HYDRATION IN COLD & HEAT

According to nutritionists, the best way to fight the heat and the cold is to drink plenty of water. However, a survey by The Brita Products Company found that, even in the best of weather conditions, two out of three Americans drink fewer than the recommended 8 glasses of water a day. Read on for some interesting and important tips on keeping hydrated in the cold and heat.

Cold Weather Hydration
In the winter, skiers don’t always realize that drinking copious amounts of water will help them perform and feel better. A 1998 study conducted by the American College of Sports Medicine monitored skiers and compared a well-hydrated group (using back-mounted hydration packs) with a “no-water” group. The results showed how dehydration can dramatically affect a skier’s day. The combination of drier air, high altitude and exercise can bring on effects of dehydration ranging from fatigue to frost bite. Although skiers are often tempted to drink hot beverages or alcohol, these only add to the effects of dehydration. Don’t rely on thirst to be your guide. Drink water steadily over the course of the day, at least twelve 8-ounce glasses or more if you are and aggressive skier or snowboarder. A helpful method for hydration outdoors is a back-mounted hydration system, like the CamelBak.

Keeping Cool in the Heat
When the weather heats up, remember to increase your water consumption. “High temperatures and humidity can cause serious health problems if people over exert themselves,” says Susan Kleiner, Ph.D., R.D. “Dehydration is more common under these conditions. To help combat dehydration, I recommend drinking more than eight 8-ounce glasses of water a day during the summer.”

— Add two glasses a day to your 8-glass minimum. While 8 glasses daily is a good start, you should routinely drink more fluids during the summer. Increasing your minimum intake by a couple of glasses is good insurance. Keep in mind that heavy perspiration can cause you to lose 12, 14 or even 16 glasses a day.

— Drink before you get thirsty. If you wait until you’re thirsty, you’re already slightly dehydrated. Thirst is an unreliable indicator of your hydration needs.

— Have a “water plan.” It is important to drink water at regular intervals throughout the day in order to keep your body’s internal temperature down. Keep a full pitcher, glass or water bottle handy to remind yourself.

— Don’t over exert yourself during the heat wave. Even daily rituals may be too much during very hot weather. This may mean not going for a walk during the day or postponing outdoor chores such as gardening until after the heat wave.

— Parents should monitor the fluid intake of infants and toddlers since they are unable to express thirst. Even older children will often not stop to take a drink until they are thirsty and need to be reminded to take “water breaks” on a regular basis, especially during hot weather.

— Pregnant women need to drink more water. They need to accommodate the needs of the fetus and the fluid losses due to increased heat production and perspiration. Lactating women need to increase water intake to replace fluid lost through nursing.

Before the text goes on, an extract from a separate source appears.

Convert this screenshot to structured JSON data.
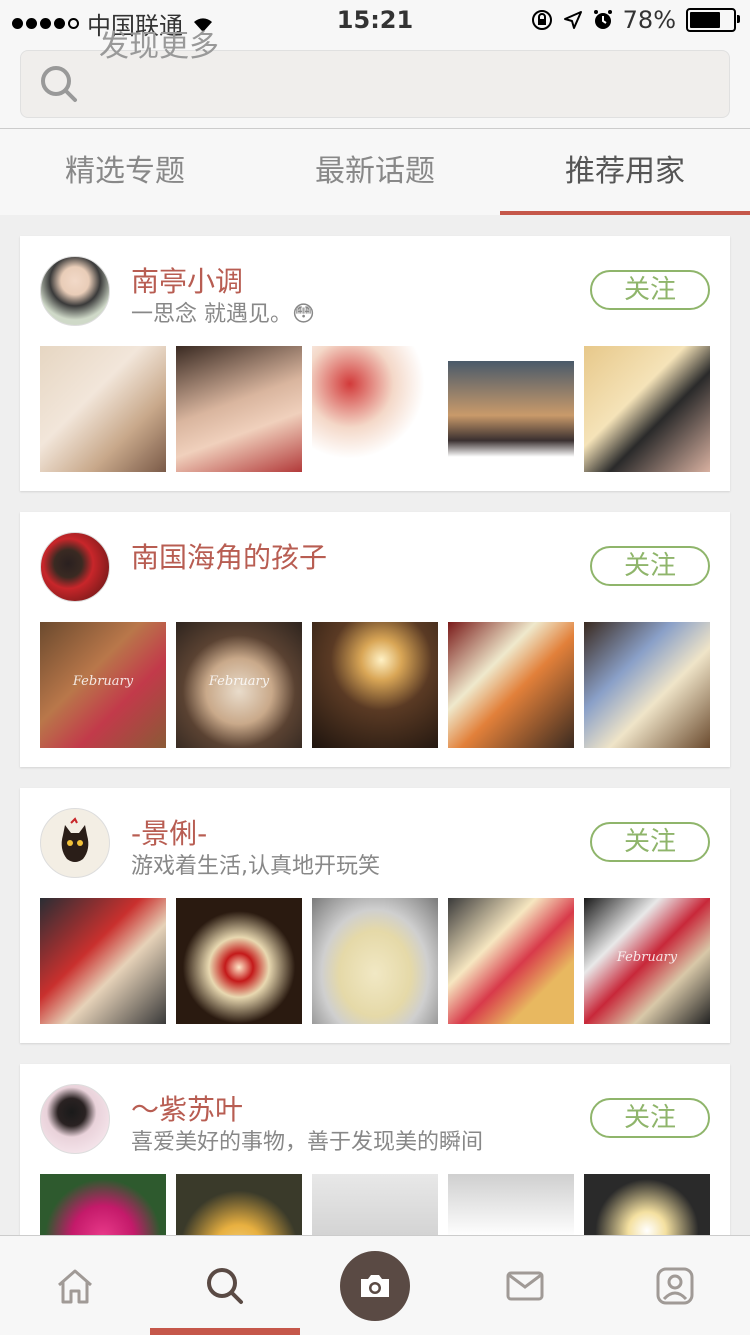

— Don’t count beverages containing caffeine or alcohol toward your 8 glasses. Caffeine and alcohol dehydrate your body, so you need to compensate for them. Drink an extra glass of water for each cup of regular coffee or tea, and for each glass of an alcoholic beverage that you drink.